If not now, when?

The third principle: concern for others/Re'ut - it would be easy to translate that word as neighborliness, but that is too facile. We have existed for thousands of years because we recognize that we are not only in relationship with each other in the Jewish community, but that we share the world with others, and how we treat each other defines us.  The word reut comes from the word for neighbor, as in the commandment,  “you shall love your neighbor as yourself”….which does not mean the person who lives next door, but your fellow human being.  Love your fellow human being…love the other as you love yourself!

But is it not odd that we need to be commanded to love others? Does our tradition really dictate what our emotions should be?

In a word, no.

The word is love, but the meaning is not emotion, but behavior – act lovingly towards others.  We do not need to be commanded to act lovingly and compassionately towards people we care about. But when it comes to the other, we usually do.

Rabbi Menachem Mendel Schneerson, the Lubavitcher Rebbe, powerfully teaches that “intolerance lies at the core of evil. Not the intolerance that results from any threat or danger. But intolerance of another being who dares to exist. Intolerance without cause. It is so deep within us, because every human being secretly desires the entire universe to himself. Our only way out is to learn compassion without cause. To care for each other simple because that ‘other’ exists.”

As we enter the new year, are we prepared to make room in our hearts, and to make room in the universe for the other? Can we truly learn compassion without cause? Can we find a way to care for each other simply because that “other” exists?

In a few minutes, we will turn, once again, to the sound of the shofar. I would note that our text that teaches that we do not fulfill the mitzvah of hearing the shofar if it happens incidentally includes another surprising teaching. It says that if a shofar is blown in a pit or into a pit - the language is not clear - one who is in the pit, and hears it clearly, has fulfilled the obligation, but one who is standing on the edge, and has heard only the echo, has not fulfilled the obligation. There is some disagreement about exactly what kind of circumstances would lead to someone blowing shofar while in a pit, or blowing shofar into a pit, but the ruling is clear: if what you are hearing is the echo, you have not fulfilled the obligation.

I submit the reason for that is the same as the reason that an incidental hearing does not count.

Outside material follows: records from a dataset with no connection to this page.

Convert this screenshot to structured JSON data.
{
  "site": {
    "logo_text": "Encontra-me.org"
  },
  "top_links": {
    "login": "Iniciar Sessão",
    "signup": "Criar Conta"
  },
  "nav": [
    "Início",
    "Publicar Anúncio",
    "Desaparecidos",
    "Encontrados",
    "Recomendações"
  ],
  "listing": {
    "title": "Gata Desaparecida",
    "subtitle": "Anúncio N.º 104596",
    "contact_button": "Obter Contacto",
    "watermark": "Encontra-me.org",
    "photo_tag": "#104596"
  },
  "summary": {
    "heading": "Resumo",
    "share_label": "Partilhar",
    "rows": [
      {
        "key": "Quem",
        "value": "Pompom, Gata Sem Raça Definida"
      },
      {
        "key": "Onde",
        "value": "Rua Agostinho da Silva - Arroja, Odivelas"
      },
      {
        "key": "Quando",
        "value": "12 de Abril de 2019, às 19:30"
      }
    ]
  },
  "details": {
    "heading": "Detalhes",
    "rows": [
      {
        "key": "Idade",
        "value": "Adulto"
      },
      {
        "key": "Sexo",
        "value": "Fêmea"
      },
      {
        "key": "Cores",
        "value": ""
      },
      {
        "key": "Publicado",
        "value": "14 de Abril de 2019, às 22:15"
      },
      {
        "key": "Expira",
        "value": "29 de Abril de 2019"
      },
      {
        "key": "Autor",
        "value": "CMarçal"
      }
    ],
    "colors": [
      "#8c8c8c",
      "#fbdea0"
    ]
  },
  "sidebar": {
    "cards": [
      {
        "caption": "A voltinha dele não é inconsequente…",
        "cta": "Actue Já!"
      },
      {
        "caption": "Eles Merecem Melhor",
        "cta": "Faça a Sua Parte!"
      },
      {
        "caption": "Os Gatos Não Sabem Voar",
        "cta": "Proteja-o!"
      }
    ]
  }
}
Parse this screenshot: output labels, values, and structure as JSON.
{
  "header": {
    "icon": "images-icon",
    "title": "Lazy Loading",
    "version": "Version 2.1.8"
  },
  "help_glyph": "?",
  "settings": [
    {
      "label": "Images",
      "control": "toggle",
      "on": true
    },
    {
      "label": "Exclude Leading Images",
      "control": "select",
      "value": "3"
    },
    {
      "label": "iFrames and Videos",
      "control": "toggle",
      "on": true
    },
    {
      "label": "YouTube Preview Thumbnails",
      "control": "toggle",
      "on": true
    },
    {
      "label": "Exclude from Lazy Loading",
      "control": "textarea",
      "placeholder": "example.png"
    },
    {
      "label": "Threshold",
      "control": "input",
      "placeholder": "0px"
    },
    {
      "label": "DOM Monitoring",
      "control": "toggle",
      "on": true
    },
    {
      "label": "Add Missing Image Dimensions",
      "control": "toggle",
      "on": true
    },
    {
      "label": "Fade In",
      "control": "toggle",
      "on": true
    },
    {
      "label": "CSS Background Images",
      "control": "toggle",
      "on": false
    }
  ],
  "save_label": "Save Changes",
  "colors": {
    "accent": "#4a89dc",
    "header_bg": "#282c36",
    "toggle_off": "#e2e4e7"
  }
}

If you are not really hearing the sound, it is just noise, not a clarion call to action and renewed resolve.

I confess that there are times, these days, when I feel like we are in a pit. Perhaps you do, as well. If so, the good news is that we are in the pit together, so you will be able to hear the shofar loud and clear. And if you do not feel that way, the news is even better: you ought to be able to hear the sound of the shofar even more clearly, and find yourself called even more resolutely.

Because if we have ever needed to hear the call the shofar, it is this year. It is today.

Let us turn, then, back to our books, to page 284. And let us open our ears, and open our hearts, to the call to make this world what it can yet be.